The Faculty is delighted to report that Neil Kenny and Patrick McGuinness have been announced as the joint winners of the prestigious R. Gapper Book Prize for their publications Death and Tenses: Posthumous Presence in Early Modern France (Oxford: OUP, 2015) and Poetry and Radical Politics in fin de siècle France (Oxford: OUP, 2015) respectively.
The MFO is hosting a two day conference jointly organised by Sophie Lefay (Université d’Orléans), Laurent Turcot (Université du Québec à Trois Rivières) and Catriona Seth (University of Oxford) on walking and social rituals in the 18th century. It will include papers on national characteristics of walks, literary and educational walks, royal progresses and botanical collections, garden fashions and commercial activities for walkers. All welcome.

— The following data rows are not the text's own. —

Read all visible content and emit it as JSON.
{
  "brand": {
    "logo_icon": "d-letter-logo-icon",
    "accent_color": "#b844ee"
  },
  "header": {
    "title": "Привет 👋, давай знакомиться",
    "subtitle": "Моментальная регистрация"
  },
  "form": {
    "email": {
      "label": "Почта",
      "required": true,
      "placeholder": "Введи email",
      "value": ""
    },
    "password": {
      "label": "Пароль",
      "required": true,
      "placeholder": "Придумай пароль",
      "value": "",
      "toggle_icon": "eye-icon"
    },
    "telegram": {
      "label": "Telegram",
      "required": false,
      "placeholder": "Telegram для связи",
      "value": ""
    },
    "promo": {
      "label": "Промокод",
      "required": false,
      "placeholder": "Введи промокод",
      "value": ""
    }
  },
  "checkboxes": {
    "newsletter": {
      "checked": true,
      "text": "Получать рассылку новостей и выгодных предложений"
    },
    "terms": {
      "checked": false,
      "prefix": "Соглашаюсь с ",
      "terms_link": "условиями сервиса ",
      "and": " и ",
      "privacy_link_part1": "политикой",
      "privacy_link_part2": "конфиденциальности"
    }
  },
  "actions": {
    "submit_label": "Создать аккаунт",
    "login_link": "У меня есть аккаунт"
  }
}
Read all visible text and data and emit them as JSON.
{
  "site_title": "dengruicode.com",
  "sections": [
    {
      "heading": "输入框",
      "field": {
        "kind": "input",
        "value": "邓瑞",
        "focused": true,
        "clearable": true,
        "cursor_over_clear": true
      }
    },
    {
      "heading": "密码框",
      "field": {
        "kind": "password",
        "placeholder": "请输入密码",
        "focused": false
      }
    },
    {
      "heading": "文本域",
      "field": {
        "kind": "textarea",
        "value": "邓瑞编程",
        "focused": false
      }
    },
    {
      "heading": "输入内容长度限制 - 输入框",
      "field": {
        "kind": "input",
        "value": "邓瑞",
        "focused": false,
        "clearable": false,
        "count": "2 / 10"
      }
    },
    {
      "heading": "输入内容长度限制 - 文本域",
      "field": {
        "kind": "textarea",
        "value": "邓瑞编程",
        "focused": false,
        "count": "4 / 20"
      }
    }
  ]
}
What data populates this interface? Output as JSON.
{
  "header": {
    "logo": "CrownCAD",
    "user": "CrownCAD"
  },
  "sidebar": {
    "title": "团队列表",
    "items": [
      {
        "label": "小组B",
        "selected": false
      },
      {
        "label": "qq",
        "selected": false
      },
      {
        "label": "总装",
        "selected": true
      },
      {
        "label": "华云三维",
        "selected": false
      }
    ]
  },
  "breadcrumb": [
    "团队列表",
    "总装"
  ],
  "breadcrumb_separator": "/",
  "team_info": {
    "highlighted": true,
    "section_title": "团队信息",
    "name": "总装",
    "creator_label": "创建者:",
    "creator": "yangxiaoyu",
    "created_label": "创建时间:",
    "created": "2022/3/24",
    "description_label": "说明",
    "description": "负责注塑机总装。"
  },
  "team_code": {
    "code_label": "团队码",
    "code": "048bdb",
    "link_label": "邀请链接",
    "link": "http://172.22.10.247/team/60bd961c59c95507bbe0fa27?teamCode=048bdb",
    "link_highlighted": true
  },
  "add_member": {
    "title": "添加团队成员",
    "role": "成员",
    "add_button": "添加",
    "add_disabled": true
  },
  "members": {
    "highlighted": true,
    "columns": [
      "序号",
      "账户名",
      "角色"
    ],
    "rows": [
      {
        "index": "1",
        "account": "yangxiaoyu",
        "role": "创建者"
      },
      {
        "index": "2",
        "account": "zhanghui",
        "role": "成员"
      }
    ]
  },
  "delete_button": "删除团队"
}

Prize-winning French author and film producer, Delphine de Vigan, will be in conversation with Henriette Korthlas Altes (MFO) and Catriona Seth (All Souls) at Jesus College, in the Harper Room at Jesus College at 5.15 P.M. on Wednesday 26th April.
Oxford academic Professor Catriona Seth is interviewed on French radio by philosopher Adèle van Reeth. They discuss Germaine de Staël (1766-1817), a ‘thinker without borders’, whose works include essays, novels and political pamphlets and whose ideas often show preoccupations with themes which are still present in contemporary debates, from the role of fiction to the way culture can serve to unite people.
The Faculty of Philosophy will be holding an open day on Saturday 6th May 2017, which may be of particular interest to anyone considering studying Philosophy and Modern Languages at Oxford, especially those thinking of applying for the 2018-19 academic year.
“Walter Benjamin and Method: Re-thinking the Legacy of the Frankfurt School”
The conference, at the University of Oxford, 25th-27th September 2017, will be organized in six thematic strands with two convenors each. Panels in each strand will consist of three 20-minute papers. Proposals (250 words) for 20-minute papers in either English or German should be submitted by 7th April 2017.
The theme of foolishness has long occupied an unusually prominent place in Russian culture, touching on key questions of national, spiritual, and intellectual identity. In literature, the figure of the fool – and the voice of the fool – has carried additional appeal as an enduring source of comic and stylistic innovation. Never has this appeal been stronger than in the past half-century, whether as a reaction to the «scientific atheism» and official culture of the late-socialist era, or as a response to the intellectual and moral disorientation that accompanied the collapse of the Soviet Union.
This week marks the 10th anniversary of the European Research Council (ERC) and, to celebrate the occasion, the Humanities Division are featuring a different research project each day to highlight some of the different endeavours that the ERC are supporting at Oxford. On Tuesday, the 15cBOOKTRADE project, led by Cristina Dondi, was chosen to showcase ERC-funded research at the Faculty of Medieval and Modern Languages.